DIRECTIONS FOR THIS TASK: Copy every line of the entries that includes the word "true".
Content starts
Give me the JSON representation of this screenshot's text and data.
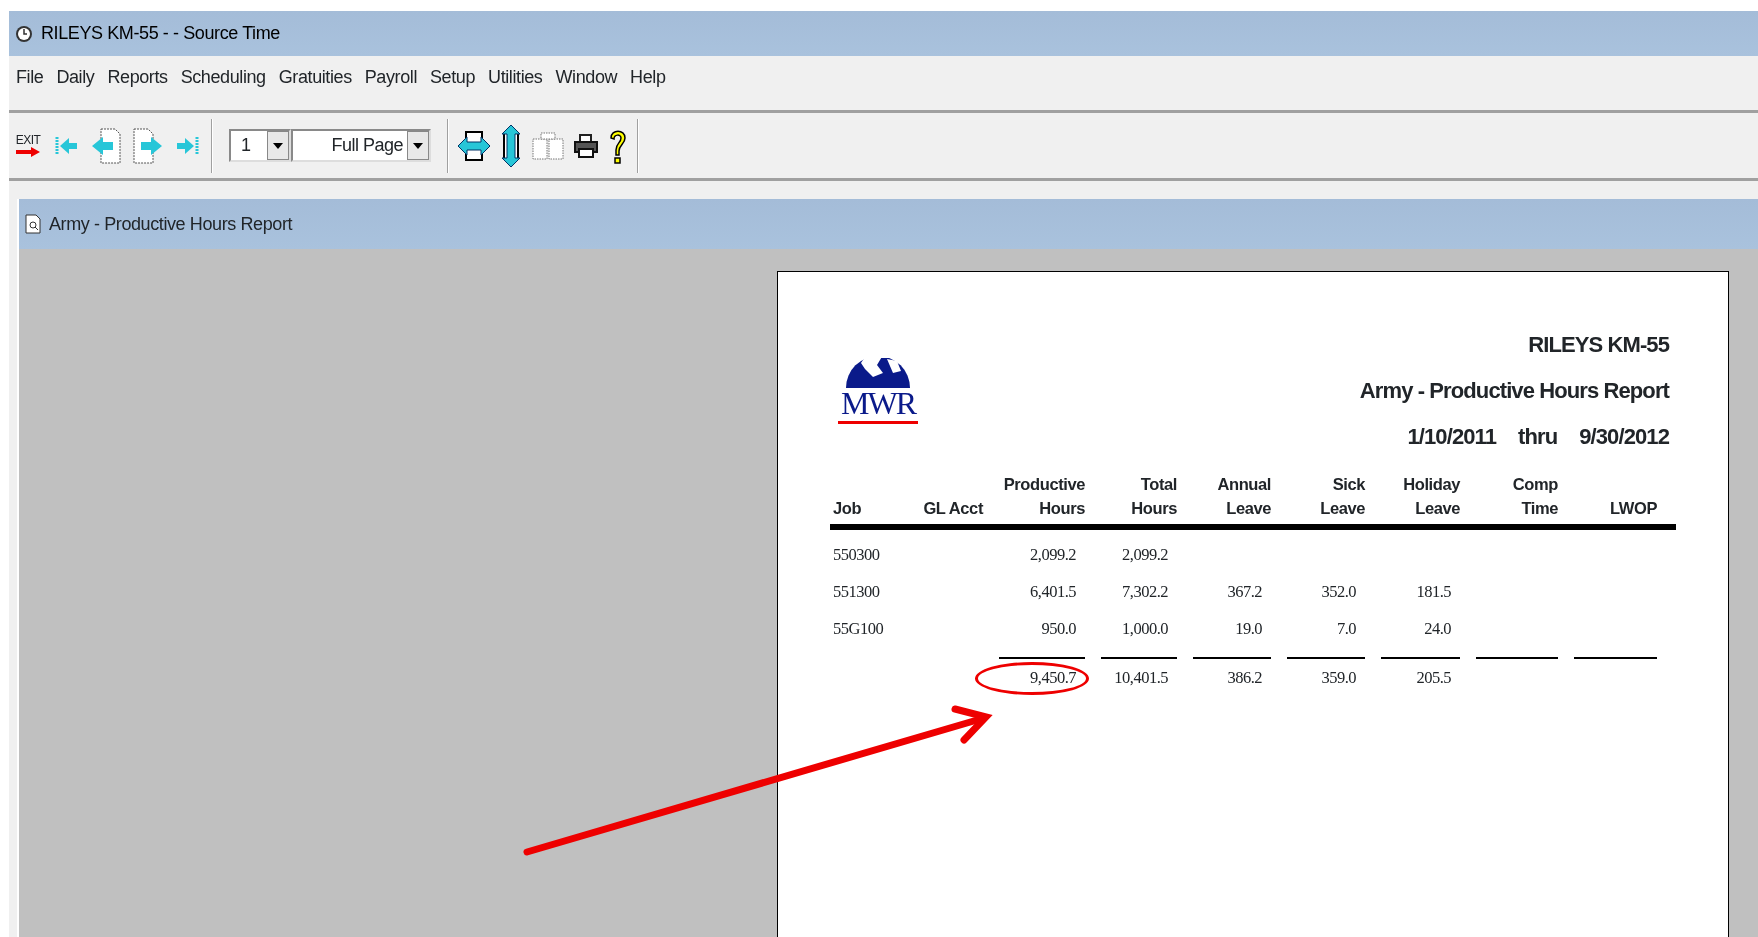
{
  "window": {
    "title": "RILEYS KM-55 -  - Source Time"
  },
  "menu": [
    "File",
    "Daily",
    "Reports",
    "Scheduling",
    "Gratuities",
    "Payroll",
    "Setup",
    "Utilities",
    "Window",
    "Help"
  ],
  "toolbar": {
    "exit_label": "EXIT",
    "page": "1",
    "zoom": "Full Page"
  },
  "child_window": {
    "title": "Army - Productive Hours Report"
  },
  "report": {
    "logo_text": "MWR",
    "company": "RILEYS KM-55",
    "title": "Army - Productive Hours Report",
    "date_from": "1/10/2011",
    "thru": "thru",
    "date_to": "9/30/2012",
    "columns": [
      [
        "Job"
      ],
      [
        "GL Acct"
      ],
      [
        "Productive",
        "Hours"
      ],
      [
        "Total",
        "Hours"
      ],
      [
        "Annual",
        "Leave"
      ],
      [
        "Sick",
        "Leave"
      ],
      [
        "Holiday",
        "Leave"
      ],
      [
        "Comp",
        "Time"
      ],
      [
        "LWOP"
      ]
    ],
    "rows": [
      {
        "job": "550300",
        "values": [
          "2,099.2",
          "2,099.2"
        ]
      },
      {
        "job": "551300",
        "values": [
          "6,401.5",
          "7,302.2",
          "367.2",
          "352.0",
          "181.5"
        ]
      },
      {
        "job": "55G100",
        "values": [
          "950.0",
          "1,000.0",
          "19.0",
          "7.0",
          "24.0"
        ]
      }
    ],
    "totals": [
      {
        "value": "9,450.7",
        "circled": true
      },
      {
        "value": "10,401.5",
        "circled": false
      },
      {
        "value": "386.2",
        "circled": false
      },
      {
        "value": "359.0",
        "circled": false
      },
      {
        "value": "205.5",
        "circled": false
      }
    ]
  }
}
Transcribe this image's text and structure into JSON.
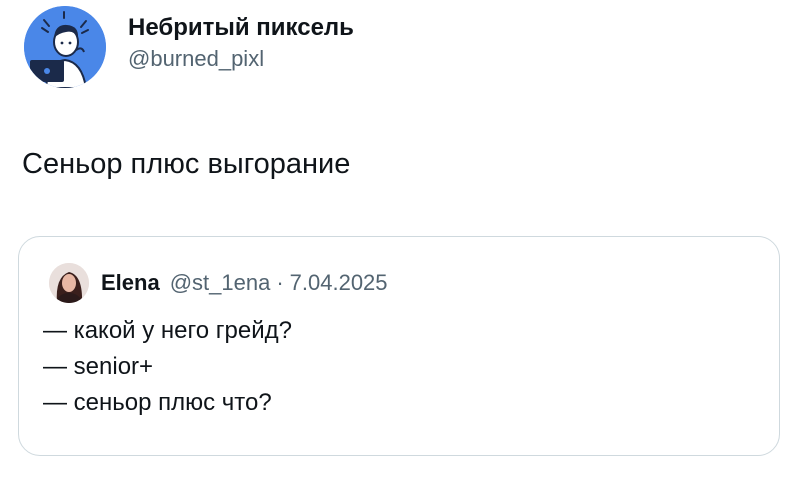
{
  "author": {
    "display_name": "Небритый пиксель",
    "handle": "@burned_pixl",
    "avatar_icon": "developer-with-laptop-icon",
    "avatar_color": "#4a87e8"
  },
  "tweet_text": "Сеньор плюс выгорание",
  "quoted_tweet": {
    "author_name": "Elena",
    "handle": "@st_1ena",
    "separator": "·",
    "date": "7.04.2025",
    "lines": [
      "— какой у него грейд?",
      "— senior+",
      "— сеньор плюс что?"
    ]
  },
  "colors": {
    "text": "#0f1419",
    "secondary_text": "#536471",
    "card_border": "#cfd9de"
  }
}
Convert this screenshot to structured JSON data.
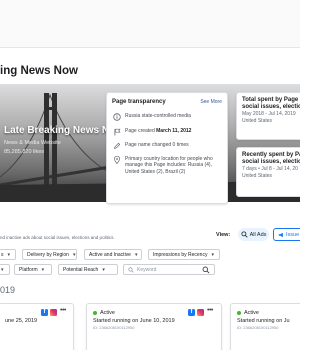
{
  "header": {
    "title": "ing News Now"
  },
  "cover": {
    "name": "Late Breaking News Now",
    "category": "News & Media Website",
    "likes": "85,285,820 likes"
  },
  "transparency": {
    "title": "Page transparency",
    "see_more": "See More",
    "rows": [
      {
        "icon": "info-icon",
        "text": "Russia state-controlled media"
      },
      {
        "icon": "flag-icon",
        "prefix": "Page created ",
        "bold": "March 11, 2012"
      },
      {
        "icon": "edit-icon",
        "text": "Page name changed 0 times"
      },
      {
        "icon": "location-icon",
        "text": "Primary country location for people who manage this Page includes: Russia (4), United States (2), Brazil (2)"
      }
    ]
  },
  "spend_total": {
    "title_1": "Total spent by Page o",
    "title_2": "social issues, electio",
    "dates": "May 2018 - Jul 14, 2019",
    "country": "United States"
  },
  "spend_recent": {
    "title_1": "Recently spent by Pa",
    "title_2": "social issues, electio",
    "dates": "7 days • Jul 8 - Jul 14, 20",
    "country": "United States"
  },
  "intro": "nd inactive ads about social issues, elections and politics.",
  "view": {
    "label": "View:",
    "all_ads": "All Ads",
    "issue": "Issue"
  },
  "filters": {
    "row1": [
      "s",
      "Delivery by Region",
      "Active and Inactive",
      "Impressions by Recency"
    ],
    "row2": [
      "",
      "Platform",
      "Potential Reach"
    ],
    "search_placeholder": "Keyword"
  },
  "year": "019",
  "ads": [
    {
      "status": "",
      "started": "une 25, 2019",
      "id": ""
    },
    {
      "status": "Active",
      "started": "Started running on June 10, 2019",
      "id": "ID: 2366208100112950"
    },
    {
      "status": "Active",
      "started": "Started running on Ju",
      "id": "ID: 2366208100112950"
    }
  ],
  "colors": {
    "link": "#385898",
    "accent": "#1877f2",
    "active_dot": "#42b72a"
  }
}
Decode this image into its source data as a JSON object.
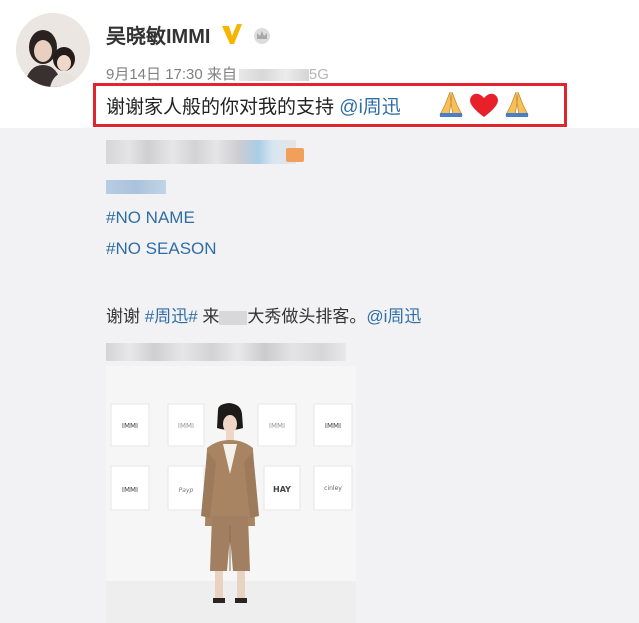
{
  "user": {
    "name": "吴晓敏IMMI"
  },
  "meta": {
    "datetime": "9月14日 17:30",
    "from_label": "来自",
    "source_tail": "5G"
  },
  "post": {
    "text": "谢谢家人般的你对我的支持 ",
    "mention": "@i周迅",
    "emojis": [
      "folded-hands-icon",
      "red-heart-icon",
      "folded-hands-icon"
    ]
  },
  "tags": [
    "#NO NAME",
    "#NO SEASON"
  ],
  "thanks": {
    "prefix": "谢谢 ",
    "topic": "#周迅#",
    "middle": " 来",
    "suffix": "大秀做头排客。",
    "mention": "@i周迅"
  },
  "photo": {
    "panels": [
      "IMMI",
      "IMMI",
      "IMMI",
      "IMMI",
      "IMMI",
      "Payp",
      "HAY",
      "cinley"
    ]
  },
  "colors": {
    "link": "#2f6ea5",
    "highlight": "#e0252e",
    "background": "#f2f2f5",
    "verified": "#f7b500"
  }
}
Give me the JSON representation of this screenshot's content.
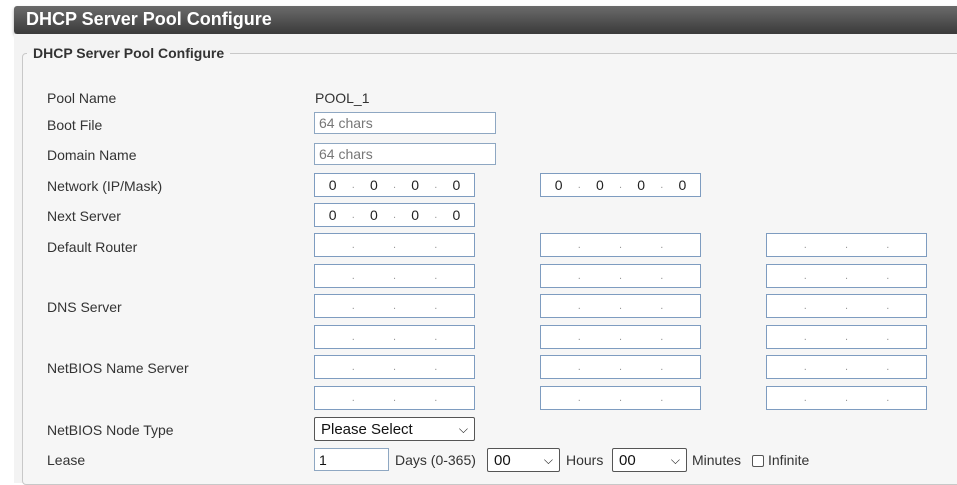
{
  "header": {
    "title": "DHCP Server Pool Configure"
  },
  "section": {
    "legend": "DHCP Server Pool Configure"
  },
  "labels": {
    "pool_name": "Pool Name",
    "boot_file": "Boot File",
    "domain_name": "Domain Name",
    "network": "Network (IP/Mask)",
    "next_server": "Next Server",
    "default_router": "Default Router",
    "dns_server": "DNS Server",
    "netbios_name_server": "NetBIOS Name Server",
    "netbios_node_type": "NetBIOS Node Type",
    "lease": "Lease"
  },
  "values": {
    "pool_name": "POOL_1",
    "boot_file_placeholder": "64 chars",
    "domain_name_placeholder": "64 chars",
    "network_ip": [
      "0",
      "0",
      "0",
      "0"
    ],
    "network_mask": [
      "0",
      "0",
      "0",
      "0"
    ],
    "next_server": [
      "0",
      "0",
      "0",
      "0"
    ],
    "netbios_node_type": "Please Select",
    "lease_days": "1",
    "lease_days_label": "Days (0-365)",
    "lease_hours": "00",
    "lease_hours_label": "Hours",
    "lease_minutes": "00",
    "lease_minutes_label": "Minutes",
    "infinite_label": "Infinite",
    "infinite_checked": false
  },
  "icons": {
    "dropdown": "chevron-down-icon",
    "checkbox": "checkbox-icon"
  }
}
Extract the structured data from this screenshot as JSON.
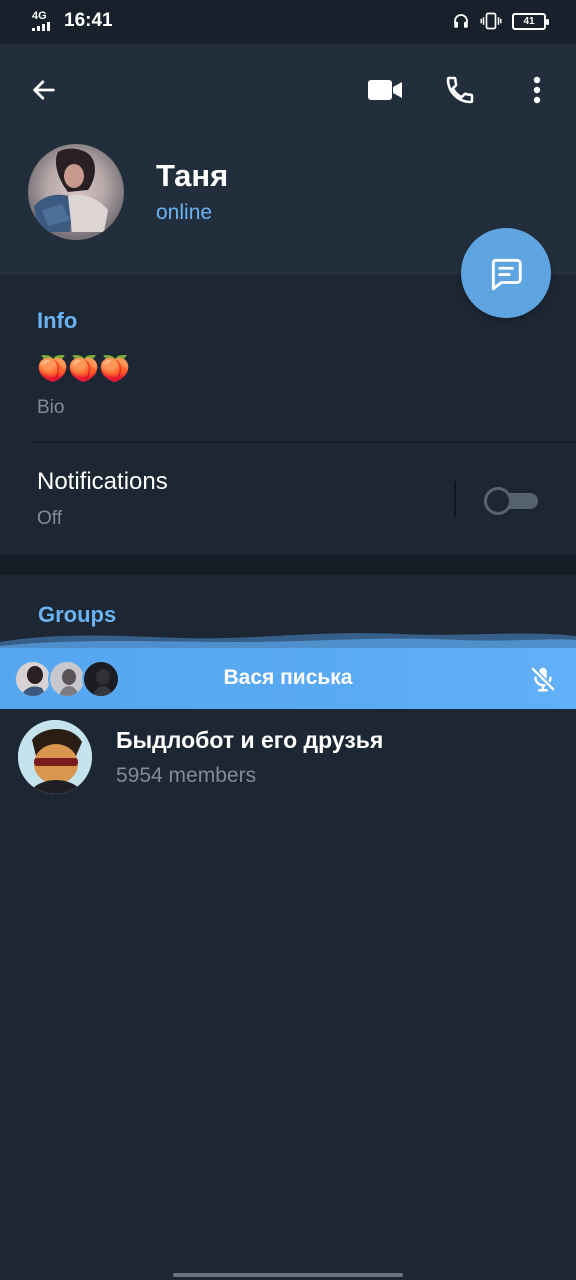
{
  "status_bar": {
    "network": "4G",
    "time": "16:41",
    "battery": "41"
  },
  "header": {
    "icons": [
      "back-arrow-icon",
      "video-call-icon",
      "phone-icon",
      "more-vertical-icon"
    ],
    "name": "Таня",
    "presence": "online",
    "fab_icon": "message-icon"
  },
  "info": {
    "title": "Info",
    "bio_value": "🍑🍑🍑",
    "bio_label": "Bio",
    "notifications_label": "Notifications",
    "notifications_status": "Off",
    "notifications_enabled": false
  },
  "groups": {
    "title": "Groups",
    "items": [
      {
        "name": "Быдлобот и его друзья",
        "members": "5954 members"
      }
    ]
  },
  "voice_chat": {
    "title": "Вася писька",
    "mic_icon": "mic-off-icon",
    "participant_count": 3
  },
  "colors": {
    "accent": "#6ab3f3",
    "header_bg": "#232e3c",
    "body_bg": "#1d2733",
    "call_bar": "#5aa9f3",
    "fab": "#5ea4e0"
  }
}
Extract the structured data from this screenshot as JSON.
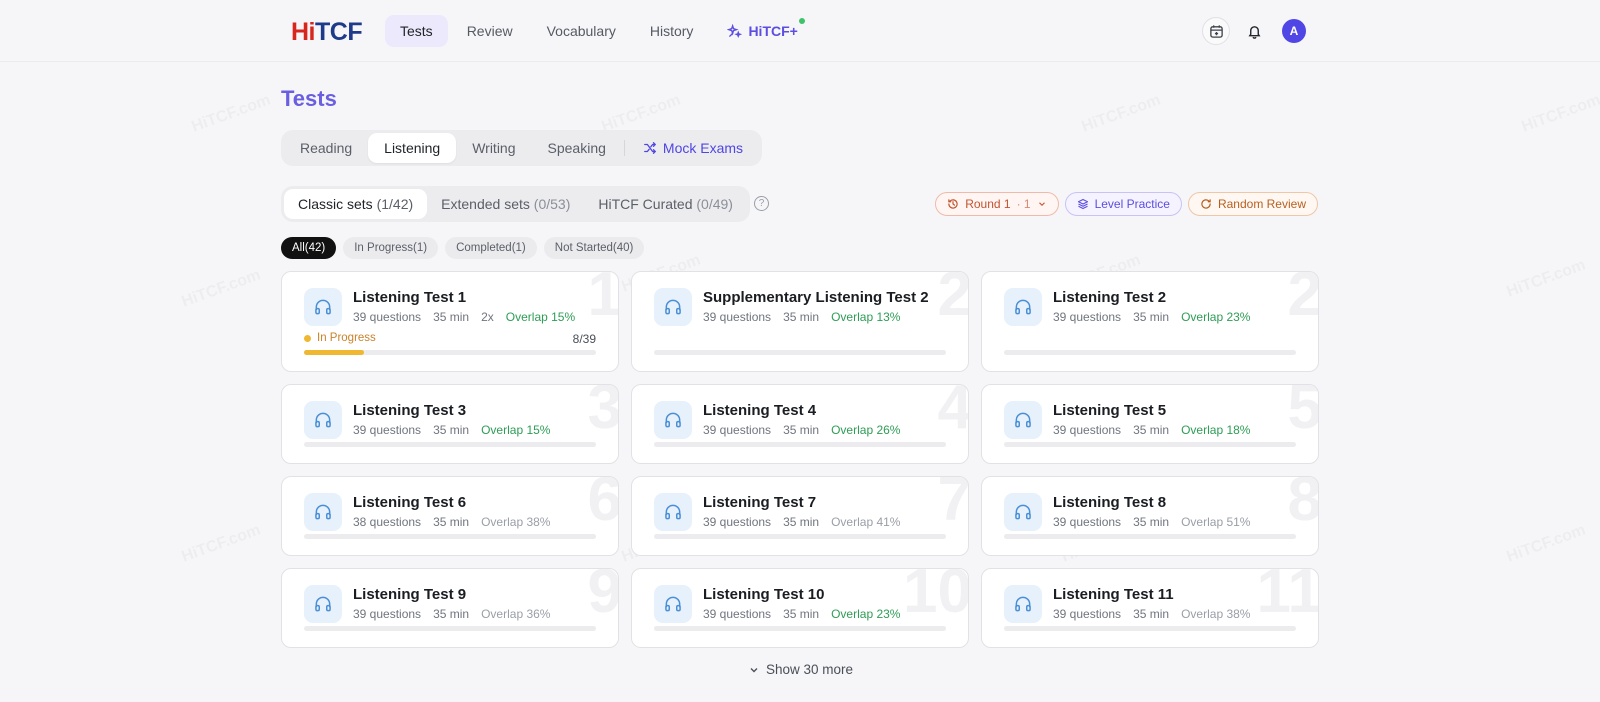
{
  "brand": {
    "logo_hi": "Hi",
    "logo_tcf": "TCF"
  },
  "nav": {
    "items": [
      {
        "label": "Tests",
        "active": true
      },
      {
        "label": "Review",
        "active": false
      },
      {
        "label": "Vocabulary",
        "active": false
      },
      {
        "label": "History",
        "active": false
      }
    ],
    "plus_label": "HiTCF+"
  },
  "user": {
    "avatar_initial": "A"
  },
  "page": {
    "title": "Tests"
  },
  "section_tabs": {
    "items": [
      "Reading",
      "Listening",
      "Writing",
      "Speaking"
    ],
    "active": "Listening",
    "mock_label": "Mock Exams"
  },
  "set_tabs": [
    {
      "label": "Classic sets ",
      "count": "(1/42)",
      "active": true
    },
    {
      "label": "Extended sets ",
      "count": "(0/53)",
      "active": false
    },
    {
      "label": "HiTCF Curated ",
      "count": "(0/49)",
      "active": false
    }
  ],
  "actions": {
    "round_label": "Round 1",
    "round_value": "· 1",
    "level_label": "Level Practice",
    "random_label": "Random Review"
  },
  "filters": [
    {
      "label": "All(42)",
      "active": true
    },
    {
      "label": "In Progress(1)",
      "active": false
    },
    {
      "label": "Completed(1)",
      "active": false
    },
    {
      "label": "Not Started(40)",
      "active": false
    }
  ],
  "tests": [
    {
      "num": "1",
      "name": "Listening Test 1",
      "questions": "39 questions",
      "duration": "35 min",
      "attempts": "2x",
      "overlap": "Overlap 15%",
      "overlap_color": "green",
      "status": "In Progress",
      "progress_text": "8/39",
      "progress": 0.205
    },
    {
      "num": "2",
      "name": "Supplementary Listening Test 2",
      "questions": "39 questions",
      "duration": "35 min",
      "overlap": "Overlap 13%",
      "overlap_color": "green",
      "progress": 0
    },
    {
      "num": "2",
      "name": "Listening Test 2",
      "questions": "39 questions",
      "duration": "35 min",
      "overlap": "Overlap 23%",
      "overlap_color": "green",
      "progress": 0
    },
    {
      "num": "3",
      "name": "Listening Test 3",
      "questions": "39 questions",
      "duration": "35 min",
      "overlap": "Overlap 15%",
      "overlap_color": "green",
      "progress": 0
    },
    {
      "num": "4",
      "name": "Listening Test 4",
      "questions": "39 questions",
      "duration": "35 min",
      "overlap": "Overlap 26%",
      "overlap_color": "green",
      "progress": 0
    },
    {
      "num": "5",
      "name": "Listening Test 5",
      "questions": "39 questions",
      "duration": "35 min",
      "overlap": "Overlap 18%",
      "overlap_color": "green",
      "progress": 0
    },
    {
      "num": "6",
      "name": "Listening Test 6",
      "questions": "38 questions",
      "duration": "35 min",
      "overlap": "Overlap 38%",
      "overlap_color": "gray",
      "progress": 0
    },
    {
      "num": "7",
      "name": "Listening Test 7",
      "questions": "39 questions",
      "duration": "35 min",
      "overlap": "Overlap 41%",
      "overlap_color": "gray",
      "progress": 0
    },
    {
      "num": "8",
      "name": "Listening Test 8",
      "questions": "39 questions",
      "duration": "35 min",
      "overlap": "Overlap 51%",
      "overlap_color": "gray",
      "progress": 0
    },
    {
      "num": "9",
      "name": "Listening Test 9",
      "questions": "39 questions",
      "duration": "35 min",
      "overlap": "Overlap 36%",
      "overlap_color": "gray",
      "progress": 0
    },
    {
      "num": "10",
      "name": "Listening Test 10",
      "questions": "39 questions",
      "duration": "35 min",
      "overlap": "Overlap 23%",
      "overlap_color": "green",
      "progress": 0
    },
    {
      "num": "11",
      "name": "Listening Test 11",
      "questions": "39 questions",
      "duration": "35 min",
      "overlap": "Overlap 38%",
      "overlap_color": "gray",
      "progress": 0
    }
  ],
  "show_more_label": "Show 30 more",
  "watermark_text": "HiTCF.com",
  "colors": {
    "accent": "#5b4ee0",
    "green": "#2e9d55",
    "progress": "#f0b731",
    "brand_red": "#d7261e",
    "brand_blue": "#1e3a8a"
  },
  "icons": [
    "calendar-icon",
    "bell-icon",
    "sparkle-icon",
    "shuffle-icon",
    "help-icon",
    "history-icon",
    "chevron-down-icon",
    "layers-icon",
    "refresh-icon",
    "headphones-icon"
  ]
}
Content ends
ANSWER FOR THIS EXERCISE:
        "circled": true
        "active": true
      "active": true
      "active": true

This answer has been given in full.